“I’ve felt better at home than I have on the road, and I don’t know if it’s comfort or what, but I just believe in my abilities this year,” said Pierce. “Being able to throw in front of your friends and your family all the time, it’s not an added pressure, it’s an added bonus. It’s made this season one that I’ll remember for a very long time.”
Home cooking, literally at times, helped jog the memories Pierce accumulated as a prep and collegiate standout. An easy road trip down Highway 41, Pierce has been home a handful of times this season, grabbing a meal, sleeping in his own boyhood bedroom.
“This season has definitely been one to get me back on track to be the pitcher I’ve been,” said Pierce.
Besides the comfort zone environment, Pierce was also eased into the Timber Rattlers rotation by piggy backing with right-hander David Goforth to start the season. Even though it was out of the norm for Pierce, getting a taste on the tail end of a start proved to be a settling force for the future.
“When I was coming in after Goforth, I was coming in usually in the seventh inning, sometimes in the sixth, so I didn’t have as many innings to cover,” said Pierce, who made 15 relief appearances, winning one game, saving two more. “I don’t know if my body was a little more amped up because it was only three innings I had to get through.

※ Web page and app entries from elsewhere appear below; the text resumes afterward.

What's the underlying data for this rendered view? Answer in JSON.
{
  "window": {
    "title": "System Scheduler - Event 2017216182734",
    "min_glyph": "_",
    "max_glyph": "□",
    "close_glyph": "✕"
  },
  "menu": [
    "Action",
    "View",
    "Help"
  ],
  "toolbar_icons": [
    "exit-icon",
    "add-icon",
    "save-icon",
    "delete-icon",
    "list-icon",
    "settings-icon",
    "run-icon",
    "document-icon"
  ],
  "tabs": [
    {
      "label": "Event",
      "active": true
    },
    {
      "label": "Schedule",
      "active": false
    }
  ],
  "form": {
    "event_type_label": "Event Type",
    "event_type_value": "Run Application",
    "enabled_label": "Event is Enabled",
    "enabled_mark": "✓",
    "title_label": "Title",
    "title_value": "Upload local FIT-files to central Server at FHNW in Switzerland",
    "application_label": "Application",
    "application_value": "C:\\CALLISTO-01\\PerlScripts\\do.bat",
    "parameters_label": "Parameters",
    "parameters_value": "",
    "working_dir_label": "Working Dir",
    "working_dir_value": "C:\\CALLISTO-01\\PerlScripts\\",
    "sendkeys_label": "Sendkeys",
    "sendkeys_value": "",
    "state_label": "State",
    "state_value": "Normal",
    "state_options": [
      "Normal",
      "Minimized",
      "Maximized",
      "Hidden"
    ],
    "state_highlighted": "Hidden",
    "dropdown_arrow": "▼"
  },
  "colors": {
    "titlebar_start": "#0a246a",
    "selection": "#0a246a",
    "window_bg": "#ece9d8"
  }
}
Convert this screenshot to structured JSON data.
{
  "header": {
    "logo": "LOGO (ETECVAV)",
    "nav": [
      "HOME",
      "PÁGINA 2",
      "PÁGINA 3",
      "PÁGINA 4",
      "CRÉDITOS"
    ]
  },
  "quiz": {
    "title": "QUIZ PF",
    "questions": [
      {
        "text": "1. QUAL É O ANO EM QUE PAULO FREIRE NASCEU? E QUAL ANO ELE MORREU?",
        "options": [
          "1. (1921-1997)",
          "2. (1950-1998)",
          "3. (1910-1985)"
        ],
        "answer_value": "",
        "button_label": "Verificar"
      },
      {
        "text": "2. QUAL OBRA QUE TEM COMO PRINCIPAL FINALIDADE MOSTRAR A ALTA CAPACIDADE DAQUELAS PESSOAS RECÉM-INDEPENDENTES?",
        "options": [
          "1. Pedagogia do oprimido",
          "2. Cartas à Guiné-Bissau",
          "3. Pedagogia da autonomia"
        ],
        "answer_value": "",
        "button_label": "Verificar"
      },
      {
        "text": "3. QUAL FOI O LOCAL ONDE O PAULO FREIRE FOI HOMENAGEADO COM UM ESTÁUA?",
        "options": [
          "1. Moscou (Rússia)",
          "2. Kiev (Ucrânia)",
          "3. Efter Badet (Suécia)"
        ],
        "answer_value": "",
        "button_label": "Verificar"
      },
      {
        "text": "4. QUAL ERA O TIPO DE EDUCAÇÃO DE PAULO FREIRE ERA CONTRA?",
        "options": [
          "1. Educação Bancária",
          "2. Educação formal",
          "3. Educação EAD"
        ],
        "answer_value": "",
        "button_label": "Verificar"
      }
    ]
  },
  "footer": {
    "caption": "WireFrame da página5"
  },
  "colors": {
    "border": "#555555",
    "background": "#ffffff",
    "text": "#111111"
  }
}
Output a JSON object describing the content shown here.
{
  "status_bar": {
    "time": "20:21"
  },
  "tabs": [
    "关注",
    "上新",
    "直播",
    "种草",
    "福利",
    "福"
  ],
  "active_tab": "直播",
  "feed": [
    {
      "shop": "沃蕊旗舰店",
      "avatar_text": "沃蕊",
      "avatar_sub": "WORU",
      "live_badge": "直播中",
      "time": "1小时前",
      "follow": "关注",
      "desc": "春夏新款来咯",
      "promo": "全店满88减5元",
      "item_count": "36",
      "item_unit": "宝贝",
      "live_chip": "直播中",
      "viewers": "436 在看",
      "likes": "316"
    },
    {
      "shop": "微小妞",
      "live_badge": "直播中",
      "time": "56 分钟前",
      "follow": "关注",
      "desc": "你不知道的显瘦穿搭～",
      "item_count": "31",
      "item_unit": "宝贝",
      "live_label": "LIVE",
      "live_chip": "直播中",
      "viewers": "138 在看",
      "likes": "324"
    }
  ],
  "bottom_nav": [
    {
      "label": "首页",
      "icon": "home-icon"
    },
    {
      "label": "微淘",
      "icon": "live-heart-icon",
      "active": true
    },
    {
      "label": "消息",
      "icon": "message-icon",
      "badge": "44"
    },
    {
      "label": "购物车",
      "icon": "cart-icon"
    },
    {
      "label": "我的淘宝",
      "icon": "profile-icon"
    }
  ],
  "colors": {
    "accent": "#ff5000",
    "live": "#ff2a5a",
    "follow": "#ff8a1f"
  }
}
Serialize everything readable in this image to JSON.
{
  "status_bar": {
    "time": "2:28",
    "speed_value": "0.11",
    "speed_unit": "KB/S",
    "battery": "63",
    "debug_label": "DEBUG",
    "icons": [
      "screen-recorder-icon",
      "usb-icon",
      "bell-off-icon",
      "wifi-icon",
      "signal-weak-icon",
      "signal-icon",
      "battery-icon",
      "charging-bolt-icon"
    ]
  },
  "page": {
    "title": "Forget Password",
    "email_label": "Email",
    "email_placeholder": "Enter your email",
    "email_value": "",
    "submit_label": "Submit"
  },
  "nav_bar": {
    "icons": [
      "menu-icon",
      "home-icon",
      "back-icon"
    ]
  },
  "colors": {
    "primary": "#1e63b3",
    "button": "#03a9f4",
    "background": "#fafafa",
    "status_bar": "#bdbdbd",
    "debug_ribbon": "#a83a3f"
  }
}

But to be inserted into a starting role is something I have embraced. I’m a player who has a lot of routine and now instead of having to worry about my routine coming in after a guy, I now know exactly when I’m going to go in.”
Pierce has not only reclaimed his bulldog demeanor, he has pushed himself to go deep into ballgames, relishing the role of an innings eater. And while the season and postseason are still in play in Appleton, Pierce is already looking forward to an offseason on an uptick.
“Throughout the year, you always think about something I might change in the offseason,” said Pierce. “I’ve been working on a little cutter here and there and that might be something I work on in the offseason. Right now, I’ve got my three pitches and I’m trying to work with them the best that I can and leave the tinkering to after the season.”
The offseason is also where Chad Pierce will set aside his time to dream. For a kid from Fond du Lac, who grew up attending and admiring games involving the Brewers, the fantasy seems all too real and tangible at times.
“I don’t even know if words can describe it,” said Pierce. “Ever since I was a little kid I dreamed about playing at County Stadium and now, Miller Park. I’m getting that opportunity right now and it’s definitely a dream. I’ve always wanted to play for the Brewers, and right now, I’m having a good season and hopefully people in the organization have seen that and they realize I have something I can bring to the table.
“It’s a surreal moment, and people that come to the games, whether they are 20 or 70, are wishing they were still out there playing. I’m out there and it’s a dream to play here and hopefully make it up to the big club.”